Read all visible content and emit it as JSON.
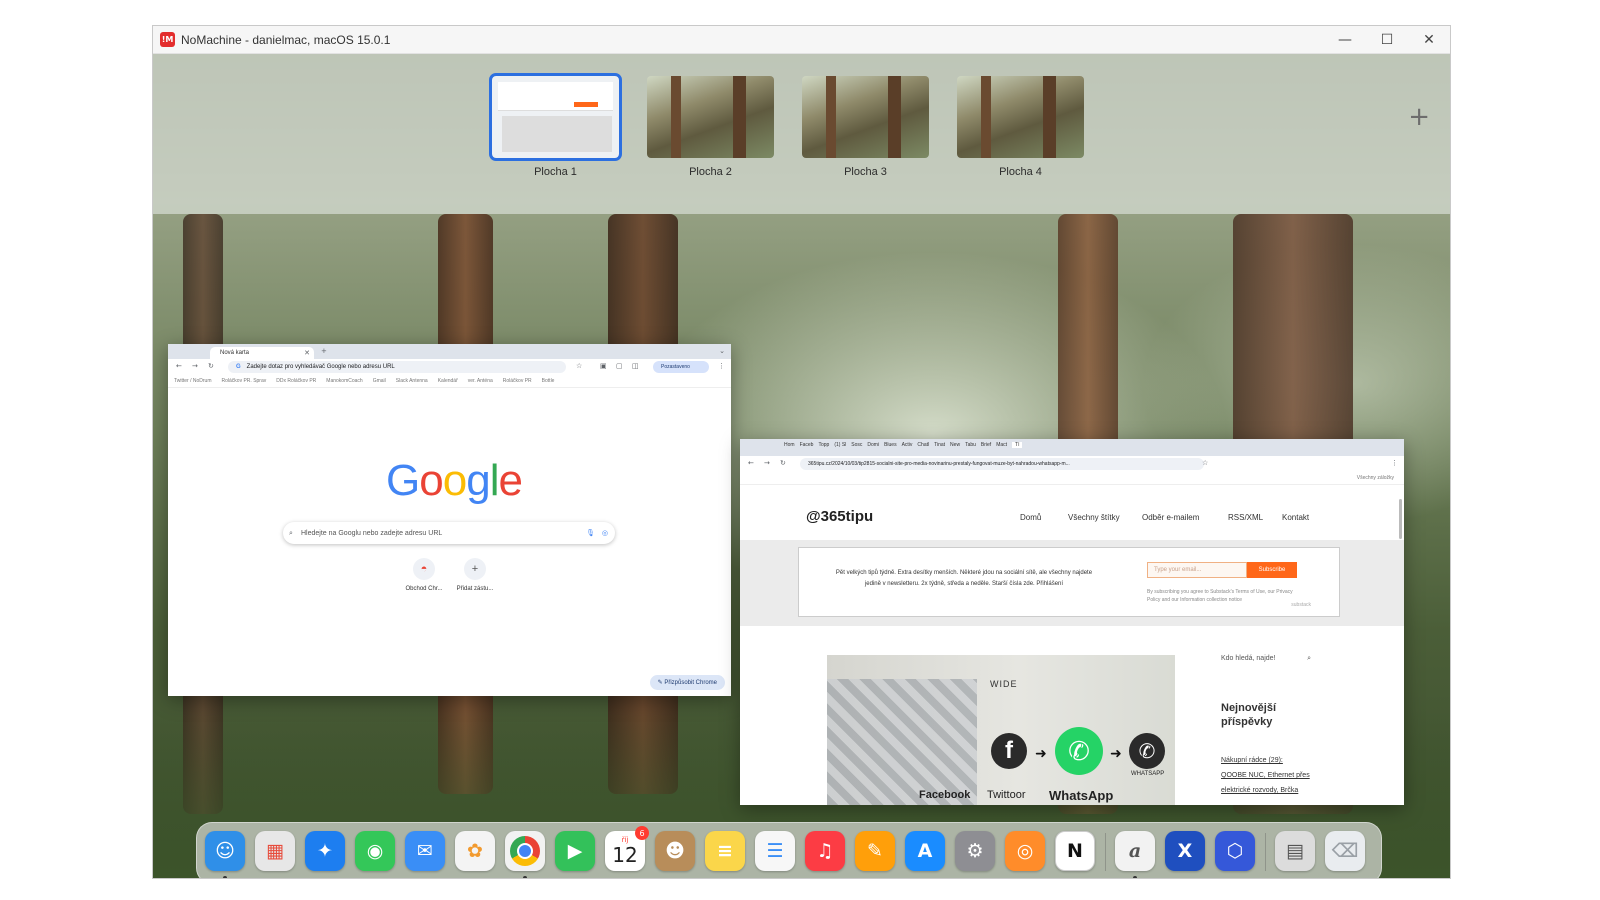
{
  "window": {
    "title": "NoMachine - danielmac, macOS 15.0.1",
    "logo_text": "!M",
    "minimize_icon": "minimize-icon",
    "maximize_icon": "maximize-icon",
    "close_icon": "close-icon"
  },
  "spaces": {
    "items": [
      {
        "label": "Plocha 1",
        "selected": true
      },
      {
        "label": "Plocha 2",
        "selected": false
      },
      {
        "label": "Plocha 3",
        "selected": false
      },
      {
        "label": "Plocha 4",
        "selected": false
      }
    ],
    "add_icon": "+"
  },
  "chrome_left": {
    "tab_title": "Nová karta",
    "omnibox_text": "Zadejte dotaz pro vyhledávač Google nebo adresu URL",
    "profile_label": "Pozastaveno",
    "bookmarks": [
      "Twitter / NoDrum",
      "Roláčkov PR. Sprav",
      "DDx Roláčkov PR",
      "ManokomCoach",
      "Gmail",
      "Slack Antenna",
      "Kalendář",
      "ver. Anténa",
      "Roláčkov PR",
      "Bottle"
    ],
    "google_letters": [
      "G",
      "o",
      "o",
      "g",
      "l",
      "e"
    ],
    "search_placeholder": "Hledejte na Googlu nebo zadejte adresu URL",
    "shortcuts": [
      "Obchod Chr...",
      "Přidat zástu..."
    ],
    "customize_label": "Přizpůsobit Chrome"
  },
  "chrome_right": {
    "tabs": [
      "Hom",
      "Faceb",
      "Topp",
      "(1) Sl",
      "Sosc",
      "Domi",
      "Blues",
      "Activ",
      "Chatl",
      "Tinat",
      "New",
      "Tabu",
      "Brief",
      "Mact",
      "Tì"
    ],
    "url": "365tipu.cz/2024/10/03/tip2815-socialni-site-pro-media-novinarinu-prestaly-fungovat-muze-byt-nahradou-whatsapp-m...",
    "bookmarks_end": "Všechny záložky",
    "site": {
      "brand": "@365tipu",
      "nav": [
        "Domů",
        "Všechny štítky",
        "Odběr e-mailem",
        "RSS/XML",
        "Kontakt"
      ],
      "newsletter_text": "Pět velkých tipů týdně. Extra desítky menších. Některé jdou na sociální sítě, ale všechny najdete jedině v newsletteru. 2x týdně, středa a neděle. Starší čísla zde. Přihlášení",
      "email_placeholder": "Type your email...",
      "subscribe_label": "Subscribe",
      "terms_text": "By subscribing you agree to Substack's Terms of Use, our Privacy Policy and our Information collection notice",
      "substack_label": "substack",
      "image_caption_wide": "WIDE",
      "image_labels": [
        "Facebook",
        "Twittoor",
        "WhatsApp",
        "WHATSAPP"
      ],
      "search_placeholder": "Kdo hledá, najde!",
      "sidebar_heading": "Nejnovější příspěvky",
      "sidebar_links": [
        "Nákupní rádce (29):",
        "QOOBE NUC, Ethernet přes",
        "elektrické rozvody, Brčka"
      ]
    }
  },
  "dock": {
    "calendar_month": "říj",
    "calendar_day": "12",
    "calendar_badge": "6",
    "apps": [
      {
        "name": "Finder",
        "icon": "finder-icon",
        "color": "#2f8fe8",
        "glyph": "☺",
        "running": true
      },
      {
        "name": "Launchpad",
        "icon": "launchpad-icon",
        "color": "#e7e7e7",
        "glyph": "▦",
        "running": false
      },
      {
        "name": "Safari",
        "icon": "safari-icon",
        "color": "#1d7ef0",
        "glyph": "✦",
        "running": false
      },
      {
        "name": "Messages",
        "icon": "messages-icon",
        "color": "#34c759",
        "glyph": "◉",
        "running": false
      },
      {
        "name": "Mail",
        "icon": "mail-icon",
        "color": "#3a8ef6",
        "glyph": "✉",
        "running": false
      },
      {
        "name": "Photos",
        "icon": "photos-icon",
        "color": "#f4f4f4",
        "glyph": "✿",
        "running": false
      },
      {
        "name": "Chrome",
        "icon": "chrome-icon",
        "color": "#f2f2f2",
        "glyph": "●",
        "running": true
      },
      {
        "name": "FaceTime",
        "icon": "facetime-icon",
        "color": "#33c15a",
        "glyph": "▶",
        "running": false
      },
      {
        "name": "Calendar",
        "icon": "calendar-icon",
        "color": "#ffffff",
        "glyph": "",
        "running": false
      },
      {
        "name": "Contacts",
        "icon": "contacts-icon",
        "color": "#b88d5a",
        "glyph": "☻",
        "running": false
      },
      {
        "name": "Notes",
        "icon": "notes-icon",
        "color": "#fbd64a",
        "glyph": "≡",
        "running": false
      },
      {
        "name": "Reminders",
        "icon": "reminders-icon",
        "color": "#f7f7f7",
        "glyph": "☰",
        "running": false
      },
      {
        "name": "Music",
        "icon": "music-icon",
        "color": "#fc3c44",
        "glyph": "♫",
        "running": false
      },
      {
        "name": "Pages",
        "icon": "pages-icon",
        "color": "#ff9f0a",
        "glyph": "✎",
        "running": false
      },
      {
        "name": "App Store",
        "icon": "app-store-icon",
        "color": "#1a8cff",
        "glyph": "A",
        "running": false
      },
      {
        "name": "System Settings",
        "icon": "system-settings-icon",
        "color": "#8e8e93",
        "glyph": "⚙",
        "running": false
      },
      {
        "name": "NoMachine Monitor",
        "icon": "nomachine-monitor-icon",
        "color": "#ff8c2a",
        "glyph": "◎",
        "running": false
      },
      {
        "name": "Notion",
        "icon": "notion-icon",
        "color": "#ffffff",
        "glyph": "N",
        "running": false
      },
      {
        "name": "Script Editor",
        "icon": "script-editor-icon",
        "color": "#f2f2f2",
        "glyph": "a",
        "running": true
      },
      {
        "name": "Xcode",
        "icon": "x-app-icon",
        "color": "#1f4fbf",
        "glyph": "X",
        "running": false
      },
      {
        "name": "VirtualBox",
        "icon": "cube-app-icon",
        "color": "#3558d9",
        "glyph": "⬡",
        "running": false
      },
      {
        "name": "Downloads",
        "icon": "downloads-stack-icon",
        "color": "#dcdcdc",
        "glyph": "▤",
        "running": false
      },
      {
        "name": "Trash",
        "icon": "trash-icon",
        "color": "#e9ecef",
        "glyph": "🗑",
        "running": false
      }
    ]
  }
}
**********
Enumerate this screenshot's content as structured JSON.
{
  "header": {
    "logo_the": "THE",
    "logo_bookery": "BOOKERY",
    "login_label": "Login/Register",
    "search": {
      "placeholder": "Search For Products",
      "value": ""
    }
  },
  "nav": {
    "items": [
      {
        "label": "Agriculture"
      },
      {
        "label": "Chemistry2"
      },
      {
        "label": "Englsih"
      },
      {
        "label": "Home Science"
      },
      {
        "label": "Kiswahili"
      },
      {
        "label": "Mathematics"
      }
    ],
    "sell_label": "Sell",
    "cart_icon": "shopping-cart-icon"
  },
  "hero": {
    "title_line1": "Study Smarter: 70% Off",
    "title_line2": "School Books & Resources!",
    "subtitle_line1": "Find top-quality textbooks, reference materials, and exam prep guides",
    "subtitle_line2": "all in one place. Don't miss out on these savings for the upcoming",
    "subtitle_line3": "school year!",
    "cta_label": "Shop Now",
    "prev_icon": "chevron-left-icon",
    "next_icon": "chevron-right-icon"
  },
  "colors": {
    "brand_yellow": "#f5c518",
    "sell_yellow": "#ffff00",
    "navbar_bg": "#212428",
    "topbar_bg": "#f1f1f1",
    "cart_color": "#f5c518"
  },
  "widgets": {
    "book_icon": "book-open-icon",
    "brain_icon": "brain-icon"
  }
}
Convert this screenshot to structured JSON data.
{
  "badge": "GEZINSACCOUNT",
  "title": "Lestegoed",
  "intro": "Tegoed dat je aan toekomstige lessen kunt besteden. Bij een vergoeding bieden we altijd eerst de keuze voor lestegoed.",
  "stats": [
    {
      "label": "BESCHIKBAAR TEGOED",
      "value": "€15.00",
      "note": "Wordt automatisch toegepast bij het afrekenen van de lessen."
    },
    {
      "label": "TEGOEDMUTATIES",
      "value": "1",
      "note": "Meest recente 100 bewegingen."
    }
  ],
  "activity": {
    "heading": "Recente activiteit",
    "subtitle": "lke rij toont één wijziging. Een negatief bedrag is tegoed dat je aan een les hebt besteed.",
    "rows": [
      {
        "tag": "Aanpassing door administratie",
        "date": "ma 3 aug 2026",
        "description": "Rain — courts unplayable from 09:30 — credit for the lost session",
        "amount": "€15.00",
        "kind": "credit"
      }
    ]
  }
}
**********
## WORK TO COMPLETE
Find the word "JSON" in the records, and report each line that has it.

## REPLY
Read all visible content and emit it as JSON.
Enumerate this screenshot's content as structured JSON.
Convert this screenshot to structured JSON data.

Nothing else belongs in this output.